Reviewed by: Jonathan Phillips
Author: Conor Kostick
Price (RRP): £20
Reviewers should not, of course, prejudge books they are sent, but reading yet another account of the First Crusade was not, in all honesty, something that I approached with the most open of minds. What could this offer that has not been done countless times before? I was genuinely delighted, therefore, to be drawn into this vigorous and engaging history of the siege of Jerusalem.
The background of the author, a fiction writer as well as a serious student of the First Crusade, gives signposts as to the approach taken here: a narrative-dominated format, unhindered in the main text (there is an appendix discussing source materials) by full contextualisation and the weighing of evidence found in most academic works. Given Kostick’s credentials, however, we can expect a high degree of judgement to underpin his choices.
Without historians’ customary consideration of the development of holy war and detailed dissections of Pope Urban’s speeches at the Council of Clermont, the story plunges full-bore into the events of the First Crusade from Constantinople onwards. Clearly the issues noted above are of immense importance (and students certainly would ignore them at their peril), but the implication here is that either a proper analysis is best left to (for example) the works of Riley-Smith and Bull, or the intended audience is less concerned with academic debate. Once or twice I felt this technique was a touch too light – some background to relations between Byzantium and western Europe would have given events at Constantinople a far clearer grounding – but generally, if you are prepared to buy into this approach it worked very well indeed.
This is not to say there is an absence of thoughtful and well-informed analysis to underpin the narrative, in fact such matters emerge gradually to form their own part of the story. In following the crusade through Asia Minor, the siege of Antioch and the capture of Jerusalem, Kostick neatly weaves in questions of, for example, motivation.

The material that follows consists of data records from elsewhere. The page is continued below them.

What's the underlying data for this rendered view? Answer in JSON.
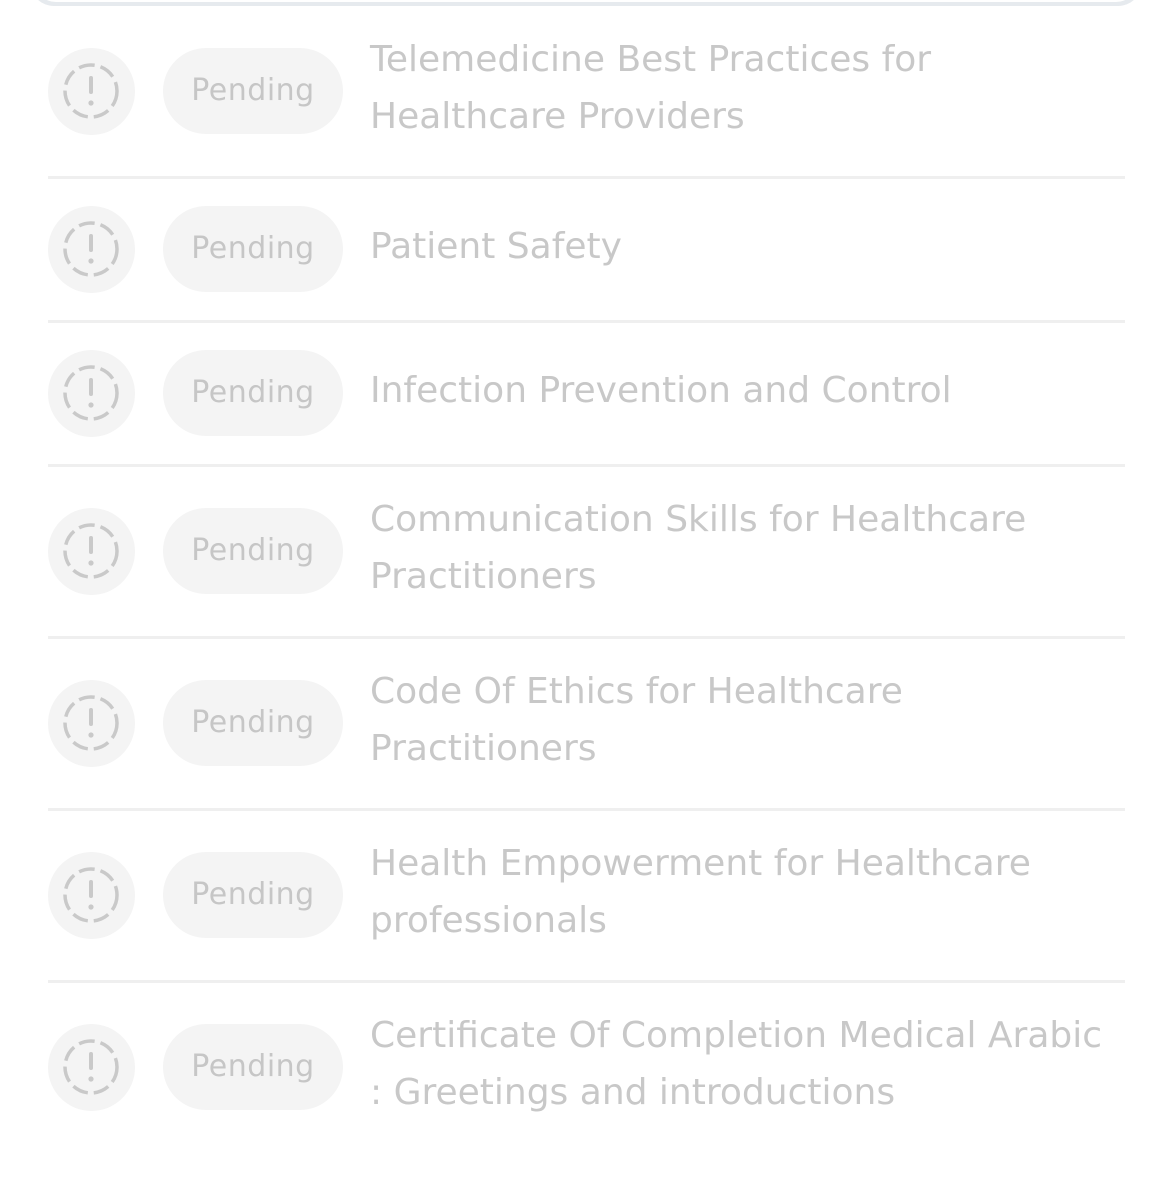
{
  "courses": [
    {
      "status": "Pending",
      "title": "Telemedicine Best Practices for Healthcare Providers",
      "icon": "alert-circle-icon"
    },
    {
      "status": "Pending",
      "title": "Patient Safety",
      "icon": "alert-circle-icon"
    },
    {
      "status": "Pending",
      "title": "Infection Prevention and Control",
      "icon": "alert-circle-icon"
    },
    {
      "status": "Pending",
      "title": "Communication Skills for Healthcare Practitioners",
      "icon": "alert-circle-icon"
    },
    {
      "status": "Pending",
      "title": "Code Of Ethics for Healthcare Practitioners",
      "icon": "alert-circle-icon"
    },
    {
      "status": "Pending",
      "title": "Health Empowerment for Healthcare professionals",
      "icon": "alert-circle-icon"
    },
    {
      "status": "Pending",
      "title": "Certificate Of Completion Medical Arabic : Greetings and introductions",
      "icon": "alert-circle-icon"
    }
  ],
  "colors": {
    "text_muted": "#c8c8c8",
    "pill_bg": "#f4f4f4",
    "divider": "#efefef"
  }
}
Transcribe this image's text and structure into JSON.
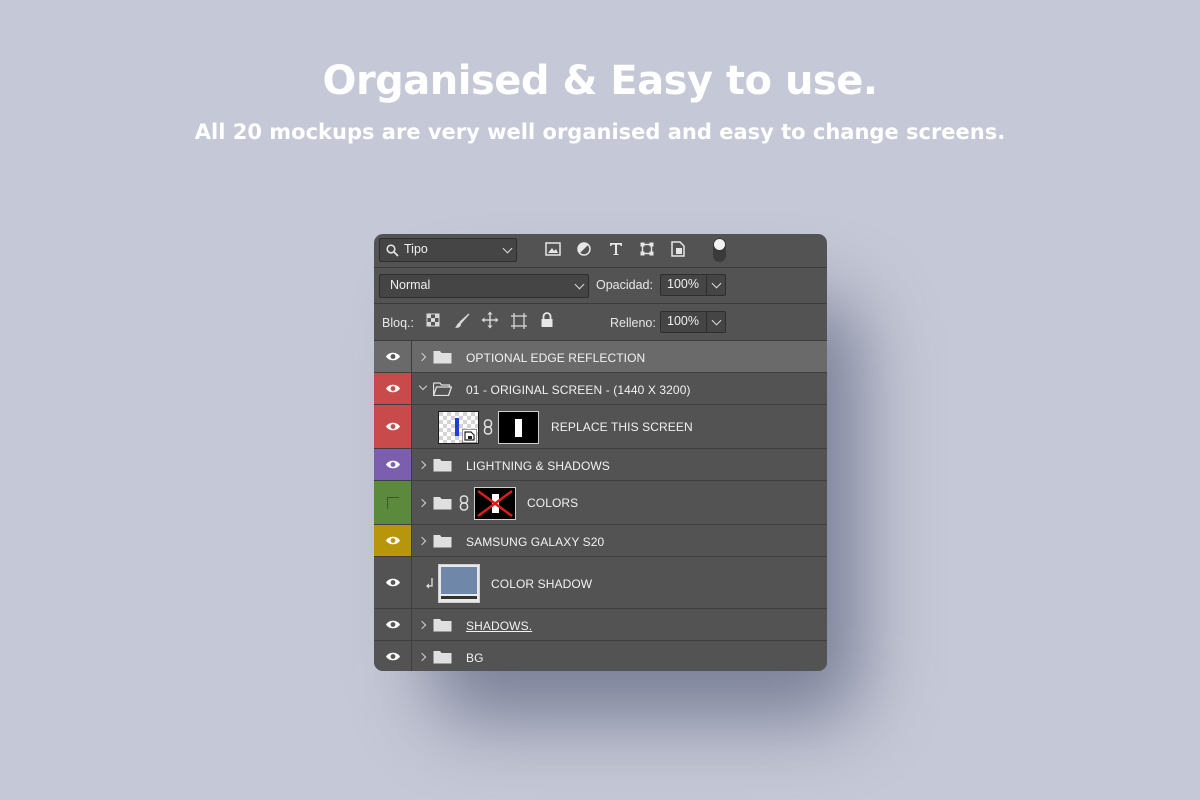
{
  "heading": {
    "title": "Organised & Easy to use.",
    "subtitle": "All 20 mockups are very well organised and easy to change screens."
  },
  "toolbar": {
    "filter_kind": "Tipo",
    "filter_icons": [
      "image-filter-icon",
      "adjustment-filter-icon",
      "type-filter-icon",
      "shape-filter-icon",
      "smart-object-filter-icon"
    ],
    "blend_mode": "Normal",
    "opacity_label": "Opacidad:",
    "opacity_value": "100%",
    "lock_label": "Bloq.:",
    "lock_icons": [
      "lock-transparent-icon",
      "lock-paint-icon",
      "lock-position-icon",
      "lock-artboard-icon",
      "lock-all-icon"
    ],
    "fill_label": "Relleno:",
    "fill_value": "100%"
  },
  "layers": [
    {
      "name": "OPTIONAL EDGE REFLECTION",
      "type": "group",
      "color": "none",
      "visible": true,
      "selected": true
    },
    {
      "name": "01 - ORIGINAL SCREEN - (1440 X 3200)",
      "type": "group",
      "color": "#c94a4a",
      "visible": true,
      "expanded": true
    },
    {
      "name": "REPLACE THIS SCREEN",
      "type": "smart-object",
      "color": "#c94a4a",
      "visible": true,
      "has_mask": true
    },
    {
      "name": "LIGHTNING & SHADOWS",
      "type": "group",
      "color": "#7b5fae",
      "visible": true
    },
    {
      "name": "COLORS",
      "type": "group",
      "color": "#5c8a3c",
      "visible": false,
      "has_mask": true
    },
    {
      "name": "SAMSUNG GALAXY S20",
      "type": "group",
      "color": "#b8960c",
      "visible": true
    },
    {
      "name": "COLOR SHADOW",
      "type": "layer",
      "color": "none",
      "visible": true,
      "clipped": true,
      "thumb_color": "#6f88aa"
    },
    {
      "name": "SHADOWS.",
      "type": "group",
      "color": "none",
      "visible": true
    },
    {
      "name": "BG",
      "type": "group",
      "color": "none",
      "visible": true
    }
  ],
  "colors": {
    "background": "#c5c8d6",
    "panel": "#535353",
    "selected_row": "#6a6a6a",
    "red_tag": "#c94a4a",
    "violet_tag": "#7b5fae",
    "green_tag": "#5c8a3c",
    "yellow_tag": "#b8960c"
  }
}
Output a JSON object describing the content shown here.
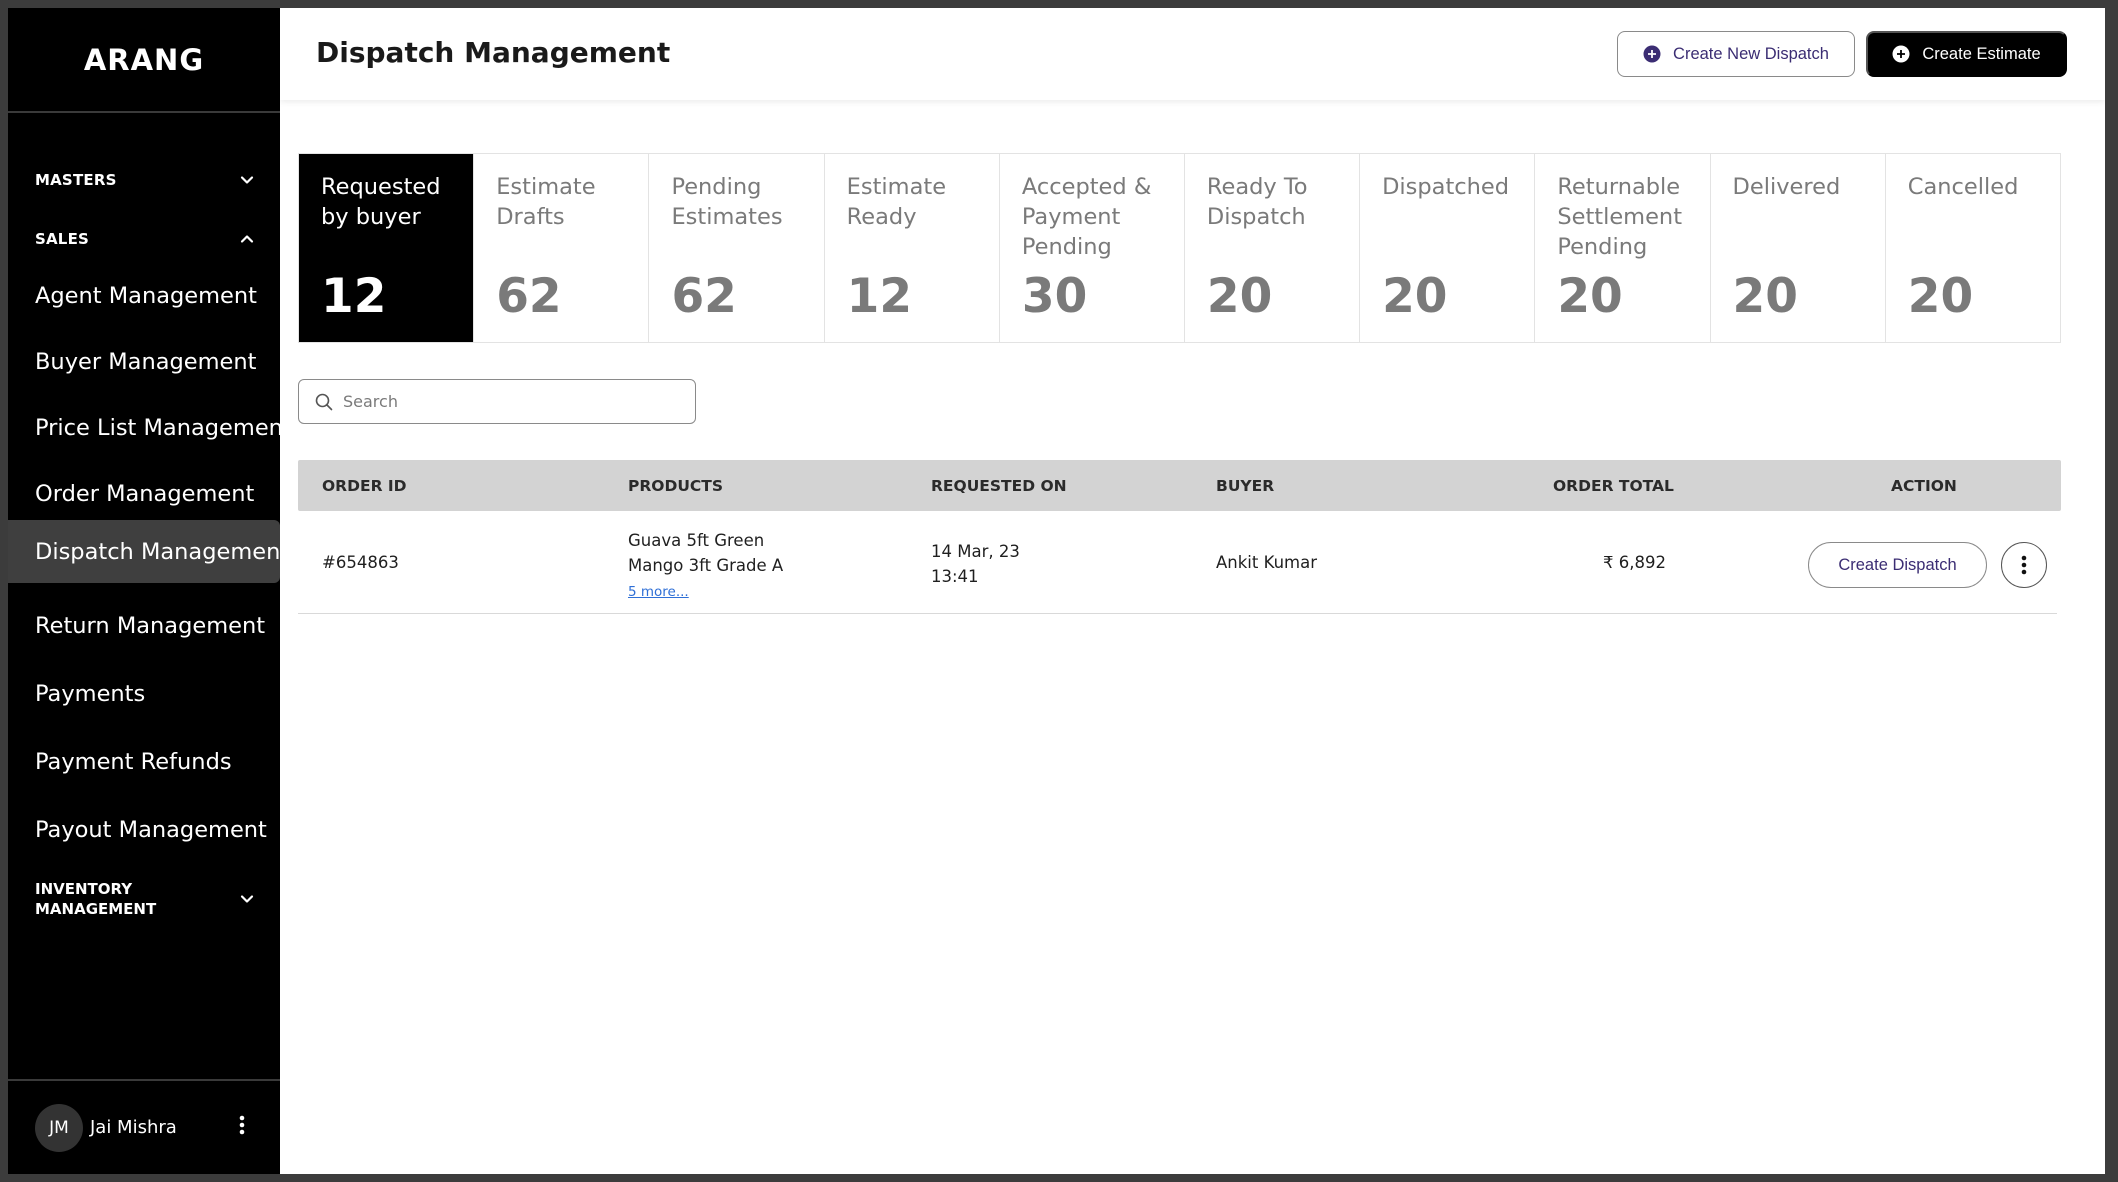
{
  "app": {
    "logo": "ARANG"
  },
  "sidebar": {
    "sections": {
      "masters": "MASTERS",
      "sales": "SALES",
      "inventory_line1": "INVENTORY",
      "inventory_line2": "MANAGEMENT"
    },
    "items": [
      {
        "label": "Agent Management"
      },
      {
        "label": "Buyer Management"
      },
      {
        "label": "Price List Management"
      },
      {
        "label": "Order Management"
      },
      {
        "label": "Dispatch Management",
        "active": true
      },
      {
        "label": "Return Management"
      },
      {
        "label": "Payments"
      },
      {
        "label": "Payment Refunds"
      },
      {
        "label": "Payout Management"
      }
    ],
    "user": {
      "initials": "JM",
      "name": "Jai Mishra"
    }
  },
  "header": {
    "title": "Dispatch Management",
    "create_new_dispatch": "Create New Dispatch",
    "create_estimate": "Create Estimate"
  },
  "status_cards": [
    {
      "label": "Requested by buyer",
      "count": "12",
      "active": true
    },
    {
      "label": "Estimate Drafts",
      "count": "62"
    },
    {
      "label": "Pending Estimates",
      "count": "62"
    },
    {
      "label": "Estimate Ready",
      "count": "12"
    },
    {
      "label": "Accepted & Payment Pending",
      "count": "30"
    },
    {
      "label": "Ready To Dispatch",
      "count": "20"
    },
    {
      "label": "Dispatched",
      "count": "20"
    },
    {
      "label": "Returnable Settlement Pending",
      "count": "20"
    },
    {
      "label": "Delivered",
      "count": "20"
    },
    {
      "label": "Cancelled",
      "count": "20"
    }
  ],
  "search": {
    "placeholder": "Search",
    "value": ""
  },
  "table": {
    "headers": {
      "order_id": "ORDER ID",
      "products": "PRODUCTS",
      "requested_on": "REQUESTED ON",
      "buyer": "BUYER",
      "order_total": "ORDER TOTAL",
      "action": "ACTION"
    },
    "rows": [
      {
        "order_id": "#654863",
        "product_1": "Guava 5ft Green",
        "product_2": "Mango 3ft Grade A",
        "more": "5 more...",
        "date": "14 Mar, 23",
        "time": "13:41",
        "buyer": "Ankit Kumar",
        "total": "₹ 6,892",
        "action_label": "Create Dispatch"
      }
    ]
  },
  "colors": {
    "sidebar_bg": "#000000",
    "active_nav_bg": "#3f3f3f",
    "active_card_bg": "#000000",
    "accent_text": "#3b2d73",
    "link": "#2f6fd6",
    "table_head_bg": "#d3d3d3"
  }
}
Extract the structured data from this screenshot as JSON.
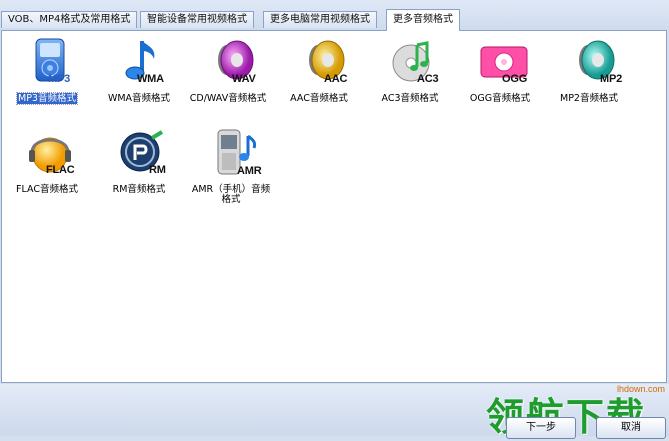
{
  "tabs": [
    {
      "label": "VOB、MP4格式及常用格式",
      "active": false
    },
    {
      "label": "智能设备常用视频格式",
      "active": false
    },
    {
      "label": "更多电脑常用视频格式",
      "active": false
    },
    {
      "label": "更多音频格式",
      "active": true
    }
  ],
  "formats": [
    {
      "badge": "MP3",
      "label": "MP3音频格式",
      "icon": "mp3-player-icon",
      "selected": true
    },
    {
      "badge": "WMA",
      "label": "WMA音频格式",
      "icon": "music-note-icon"
    },
    {
      "badge": "WAV",
      "label": "CD/WAV音频格式",
      "icon": "speaker-icon"
    },
    {
      "badge": "AAC",
      "label": "AAC音频格式",
      "icon": "speaker-icon"
    },
    {
      "badge": "AC3",
      "label": "AC3音频格式",
      "icon": "music-disc-icon"
    },
    {
      "badge": "OGG",
      "label": "OGG音频格式",
      "icon": "pink-player-icon"
    },
    {
      "badge": "MP2",
      "label": "MP2音频格式",
      "icon": "speaker-icon"
    },
    {
      "badge": "FLAC",
      "label": "FLAC音频格式",
      "icon": "headphone-orb-icon"
    },
    {
      "badge": "RM",
      "label": "RM音频格式",
      "icon": "realmedia-icon"
    },
    {
      "badge": "AMR",
      "label": "AMR（手机）音频格式",
      "icon": "mobile-phone-icon"
    }
  ],
  "buttons": {
    "next": "下一步",
    "cancel": "取消"
  },
  "watermark": {
    "text": "领航下载",
    "url": "lhdown.com"
  },
  "colors": {
    "selection": "#3366cc",
    "watermark": "#1e9c2d"
  }
}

Military history is prominent and the account of the capture of Jerusalem itself is excellent; similarly, tensions between the various crusading contingents, not just among the regional cohorts but also between the secular and clerical ranks, is a clear theme. The shared purpose of these groups was vital in the genesis of the crusade and proved essential in bringing it to victory; Kostick has convincingly brought out the fragility of this relationship – more so than in several overtly academic books. The desperate struggle for water, and the construction and use of siege machinery are further compelling strands of the story. In short, this is a successful blend of a narrative underpinned by academic research and is a genuinely engaging read.
Jonathan Phillips is professor of crusading history at Royal Holloway, University of London. His Holy Warriors: A Modern History of the Crusades is published this month by The Bodley Head